-- Instructions for the task --
Copy out every line below without alteration.

-- Records contained in a dataset --
= Beginning of Section =
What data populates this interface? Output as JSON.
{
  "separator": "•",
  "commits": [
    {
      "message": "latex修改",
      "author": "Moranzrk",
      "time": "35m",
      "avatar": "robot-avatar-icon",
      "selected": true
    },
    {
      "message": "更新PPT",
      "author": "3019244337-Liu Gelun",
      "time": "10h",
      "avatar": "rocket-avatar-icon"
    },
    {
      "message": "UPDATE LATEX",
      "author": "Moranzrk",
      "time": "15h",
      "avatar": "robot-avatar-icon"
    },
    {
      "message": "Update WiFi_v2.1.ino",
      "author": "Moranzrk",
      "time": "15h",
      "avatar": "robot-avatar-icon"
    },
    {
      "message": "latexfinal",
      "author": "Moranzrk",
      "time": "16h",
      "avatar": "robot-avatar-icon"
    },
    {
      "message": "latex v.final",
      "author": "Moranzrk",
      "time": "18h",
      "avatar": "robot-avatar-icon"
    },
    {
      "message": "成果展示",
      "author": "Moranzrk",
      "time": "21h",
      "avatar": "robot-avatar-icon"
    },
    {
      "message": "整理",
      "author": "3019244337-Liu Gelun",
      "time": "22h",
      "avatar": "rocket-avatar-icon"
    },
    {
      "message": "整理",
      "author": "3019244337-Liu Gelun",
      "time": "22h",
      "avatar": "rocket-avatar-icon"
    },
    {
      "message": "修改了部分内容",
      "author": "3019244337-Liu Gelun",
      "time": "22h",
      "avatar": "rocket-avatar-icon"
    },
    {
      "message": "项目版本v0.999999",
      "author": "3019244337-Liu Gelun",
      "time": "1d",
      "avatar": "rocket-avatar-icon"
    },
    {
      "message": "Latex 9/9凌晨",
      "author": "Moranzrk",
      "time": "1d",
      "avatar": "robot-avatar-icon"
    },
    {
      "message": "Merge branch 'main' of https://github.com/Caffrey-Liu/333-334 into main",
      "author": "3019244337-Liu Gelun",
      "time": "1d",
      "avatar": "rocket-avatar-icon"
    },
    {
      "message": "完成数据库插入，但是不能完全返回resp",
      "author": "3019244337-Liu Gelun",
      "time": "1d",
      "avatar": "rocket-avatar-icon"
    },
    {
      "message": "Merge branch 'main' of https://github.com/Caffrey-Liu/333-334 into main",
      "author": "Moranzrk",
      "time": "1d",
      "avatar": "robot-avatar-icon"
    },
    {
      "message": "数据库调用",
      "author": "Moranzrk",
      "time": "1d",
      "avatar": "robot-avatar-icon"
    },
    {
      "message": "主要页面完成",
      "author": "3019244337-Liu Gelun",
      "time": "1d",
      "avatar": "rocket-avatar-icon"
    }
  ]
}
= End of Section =
-- Reply --
What data populates this interface? Output as JSON.
{
  "separator": "•",
  "commits": [
    {
      "message": "latex修改",
      "author": "Moranzrk",
      "time": "35m",
      "avatar": "robot-avatar-icon",
      "selected": true
    },
    {
      "message": "更新PPT",
      "author": "3019244337-Liu Gelun",
      "time": "10h",
      "avatar": "rocket-avatar-icon"
    },
    {
      "message": "UPDATE LATEX",
      "author": "Moranzrk",
      "time": "15h",
      "avatar": "robot-avatar-icon"
    },
    {
      "message": "Update WiFi_v2.1.ino",
      "author": "Moranzrk",
      "time": "15h",
      "avatar": "robot-avatar-icon"
    },
    {
      "message": "latexfinal",
      "author": "Moranzrk",
      "time": "16h",
      "avatar": "robot-avatar-icon"
    },
    {
      "message": "latex v.final",
      "author": "Moranzrk",
      "time": "18h",
      "avatar": "robot-avatar-icon"
    },
    {
      "message": "成果展示",
      "author": "Moranzrk",
      "time": "21h",
      "avatar": "robot-avatar-icon"
    },
    {
      "message": "整理",
      "author": "3019244337-Liu Gelun",
      "time": "22h",
      "avatar": "rocket-avatar-icon"
    },
    {
      "message": "整理",
      "author": "3019244337-Liu Gelun",
      "time": "22h",
      "avatar": "rocket-avatar-icon"
    },
    {
      "message": "修改了部分内容",
      "author": "3019244337-Liu Gelun",
      "time": "22h",
      "avatar": "rocket-avatar-icon"
    },
    {
      "message": "项目版本v0.999999",
      "author": "3019244337-Liu Gelun",
      "time": "1d",
      "avatar": "rocket-avatar-icon"
    },
    {
      "message": "Latex 9/9凌晨",
      "author": "Moranzrk",
      "time": "1d",
      "avatar": "robot-avatar-icon"
    },
    {
      "message": "Merge branch 'main' of https://github.com/Caffrey-Liu/333-334 into main",
      "author": "3019244337-Liu Gelun",
      "time": "1d",
      "avatar": "rocket-avatar-icon"
    },
    {
      "message": "完成数据库插入，但是不能完全返回resp",
      "author": "3019244337-Liu Gelun",
      "time": "1d",
      "avatar": "rocket-avatar-icon"
    },
    {
      "message": "Merge branch 'main' of https://github.com/Caffrey-Liu/333-334 into main",
      "author": "Moranzrk",
      "time": "1d",
      "avatar": "robot-avatar-icon"
    },
    {
      "message": "数据库调用",
      "author": "Moranzrk",
      "time": "1d",
      "avatar": "robot-avatar-icon"
    },
    {
      "message": "主要页面完成",
      "author": "3019244337-Liu Gelun",
      "time": "1d",
      "avatar": "rocket-avatar-icon"
    }
  ]
}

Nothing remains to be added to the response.